No. As a kid I was an Eagle Scout, and we did a variety of community projects; that may have set the stage for me volunteering for things later in life. As an adult, I have been a volunteer tutor, and a Big Brother; I was also a high school teacher for a short period of time (it was a paid position rather than a volunteer one, but I'll still count that as a "position of service to the community"). I served as the educational outreach chair of the Air & Waste Management Association's New England Section for many years, have served as a peer reviewer for scientific journals, was president of Petaluma's Toastmasters club, and am also a member of the Government Affairs Committee of the Petaluma Area Chamber of Commerce (and was previously a Board member). I've given math and science presentations at my son's schools, am co-chair of the education committee for the Unitarian Universalists of Petaluma, and deliver Meals on Wheels with my family. I've probably missed a few things from that history...but I can see that as I look back at the things that I've mentioned here, they reflect my overall bent towards education and communication. (I know some people who have a somewhat pessimistic outlook on human nature, and typically they have done little to no volunteer work. My advice to them has been to go do some.)

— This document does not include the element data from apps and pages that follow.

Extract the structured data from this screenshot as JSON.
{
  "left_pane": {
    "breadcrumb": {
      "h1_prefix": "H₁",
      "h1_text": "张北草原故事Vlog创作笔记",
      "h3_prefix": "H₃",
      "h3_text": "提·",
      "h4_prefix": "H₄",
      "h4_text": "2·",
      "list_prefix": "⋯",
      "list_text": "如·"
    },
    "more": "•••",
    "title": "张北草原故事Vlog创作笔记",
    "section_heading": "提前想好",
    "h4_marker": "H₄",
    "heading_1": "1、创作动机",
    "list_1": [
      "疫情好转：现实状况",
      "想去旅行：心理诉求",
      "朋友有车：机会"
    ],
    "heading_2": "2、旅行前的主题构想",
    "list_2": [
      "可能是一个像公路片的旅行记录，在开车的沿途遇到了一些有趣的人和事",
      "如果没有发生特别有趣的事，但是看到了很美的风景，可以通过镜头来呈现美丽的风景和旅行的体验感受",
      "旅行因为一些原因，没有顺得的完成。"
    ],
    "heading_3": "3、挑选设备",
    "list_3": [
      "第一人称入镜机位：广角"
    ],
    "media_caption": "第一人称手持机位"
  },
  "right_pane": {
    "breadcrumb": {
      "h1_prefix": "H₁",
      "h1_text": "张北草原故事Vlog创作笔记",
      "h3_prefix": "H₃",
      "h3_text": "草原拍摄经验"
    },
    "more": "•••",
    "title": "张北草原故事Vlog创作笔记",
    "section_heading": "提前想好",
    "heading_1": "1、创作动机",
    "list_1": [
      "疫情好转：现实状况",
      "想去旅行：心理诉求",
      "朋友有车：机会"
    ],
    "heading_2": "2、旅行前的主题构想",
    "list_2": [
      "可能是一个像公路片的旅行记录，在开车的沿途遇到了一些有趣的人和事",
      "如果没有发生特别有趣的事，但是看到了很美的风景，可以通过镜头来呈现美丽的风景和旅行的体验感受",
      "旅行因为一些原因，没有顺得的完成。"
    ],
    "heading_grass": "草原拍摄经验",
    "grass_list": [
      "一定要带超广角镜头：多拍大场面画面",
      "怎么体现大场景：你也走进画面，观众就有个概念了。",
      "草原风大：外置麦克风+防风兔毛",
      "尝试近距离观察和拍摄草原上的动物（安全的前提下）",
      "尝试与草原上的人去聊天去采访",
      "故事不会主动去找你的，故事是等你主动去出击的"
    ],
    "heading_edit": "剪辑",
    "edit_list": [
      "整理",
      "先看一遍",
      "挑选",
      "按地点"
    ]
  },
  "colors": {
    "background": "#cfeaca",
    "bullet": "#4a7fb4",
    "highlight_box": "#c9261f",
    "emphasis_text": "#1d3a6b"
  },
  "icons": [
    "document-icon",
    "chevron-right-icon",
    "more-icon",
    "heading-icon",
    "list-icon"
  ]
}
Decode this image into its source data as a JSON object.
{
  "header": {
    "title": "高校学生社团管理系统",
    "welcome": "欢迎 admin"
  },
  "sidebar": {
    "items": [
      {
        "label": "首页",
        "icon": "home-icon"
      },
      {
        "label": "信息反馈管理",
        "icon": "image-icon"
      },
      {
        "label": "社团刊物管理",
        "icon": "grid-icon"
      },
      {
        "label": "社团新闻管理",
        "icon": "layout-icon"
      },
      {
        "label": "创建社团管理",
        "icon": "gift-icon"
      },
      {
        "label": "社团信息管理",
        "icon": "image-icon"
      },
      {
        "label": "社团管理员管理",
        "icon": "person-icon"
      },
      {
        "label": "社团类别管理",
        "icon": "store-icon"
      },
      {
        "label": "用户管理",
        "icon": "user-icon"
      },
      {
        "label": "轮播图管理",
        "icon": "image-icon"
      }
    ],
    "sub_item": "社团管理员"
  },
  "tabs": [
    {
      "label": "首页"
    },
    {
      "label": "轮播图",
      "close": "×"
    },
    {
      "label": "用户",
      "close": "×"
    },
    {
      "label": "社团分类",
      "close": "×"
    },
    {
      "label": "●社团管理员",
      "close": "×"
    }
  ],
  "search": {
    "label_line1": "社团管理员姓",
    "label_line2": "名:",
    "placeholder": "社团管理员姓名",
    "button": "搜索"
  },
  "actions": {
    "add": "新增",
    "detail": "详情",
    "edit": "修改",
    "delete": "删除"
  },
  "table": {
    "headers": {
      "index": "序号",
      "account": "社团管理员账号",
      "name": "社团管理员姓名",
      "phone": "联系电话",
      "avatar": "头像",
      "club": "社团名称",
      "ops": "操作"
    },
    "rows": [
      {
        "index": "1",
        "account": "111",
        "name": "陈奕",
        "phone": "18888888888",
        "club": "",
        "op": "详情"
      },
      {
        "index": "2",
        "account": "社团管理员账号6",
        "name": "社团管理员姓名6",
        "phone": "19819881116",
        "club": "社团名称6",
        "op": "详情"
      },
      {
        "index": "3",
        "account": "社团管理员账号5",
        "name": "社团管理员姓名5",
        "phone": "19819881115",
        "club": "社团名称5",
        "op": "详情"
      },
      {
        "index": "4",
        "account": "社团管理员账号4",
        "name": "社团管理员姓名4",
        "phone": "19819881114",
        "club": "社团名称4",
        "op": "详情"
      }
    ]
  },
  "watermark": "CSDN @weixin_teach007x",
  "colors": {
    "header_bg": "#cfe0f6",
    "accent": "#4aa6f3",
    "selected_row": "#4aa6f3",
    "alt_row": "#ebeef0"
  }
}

Can you name a few highlights of your time on the commission?
That's tough to say; almost everything we decide is probably going to affect someone positively and someone negatively. I appreciate hearing from all the various perspectives. I should say more specifically that I particularly appreciate the fact that although we are dealing with contentious issues, the overwhelming majority of people who participate at the County's hearings (including Permit Sonoma staff) communicate sincerely, make valid points, and communicate in a mature manner. (It surprised me a little, since I've been to public hearings in numerous other jurisdictions where exaggerations, misleading statements, hysteria, invective, and posturing/grandstanding can take over; and while that can sometimes seem effective from one party's short-term view, it is often unfortunate and counterproductive on multiple other levels.) So maybe one of the highlights for me was after one of the more heated public comment periods, Commissioner Carr saying something like "I think that first of all everybody needs to CALM DOWN" and seeing the people on both sides seem to actually do that.
20 years from now, how do you envision Sonoma County?
In college, one of my professors once told me that "predicting the future based on the past is a bit like trying to stay on the road while looking only in your rearview mirror. You can do it successfully, as long as the road doesn't change." I expect that there will continue to be strong support for maintaining the urban growth boundaries and beautiful hillsides, so I expect the more densely populated parts to grow upwards rather than outwards. I see it continuing to be a beautiful and desirable place to live, which also means that I am concerned that the county will continue to be unaffordable for too many people. I imagine the average age of people in the county may increase, as younger people move to more affordable areas to buy homes.
What is your favorite spot in Sonoma County?
I haven't been everywhere in the county yet. I drove all over District 2 shortly after I became a Commissioner, and of course I've traveled to parts of the other Districts, but there are still a lot of parts I haven't been to yet. My favorite scenic tour to take visitors on is going out on Bodega Avenue towards the Sonoma Coast, up the coast towards Jenner, and then back in through Guerneville (sometimes visiting Armstrong Woods) and then visiting some of the Dry Creek wineries. Just this year I've taken some relatives (from Germany) and my college roommate's family (from Costa Rica) on that circuit. It's a beautiful county; when my wife and I went on our honeymoon in Tuscany, she remarked on the train how beautiful the landscape was with its rolling hills and vineyards and I had to say "yes…it reminds me of Sonoma County." We are all very fortunate to live here.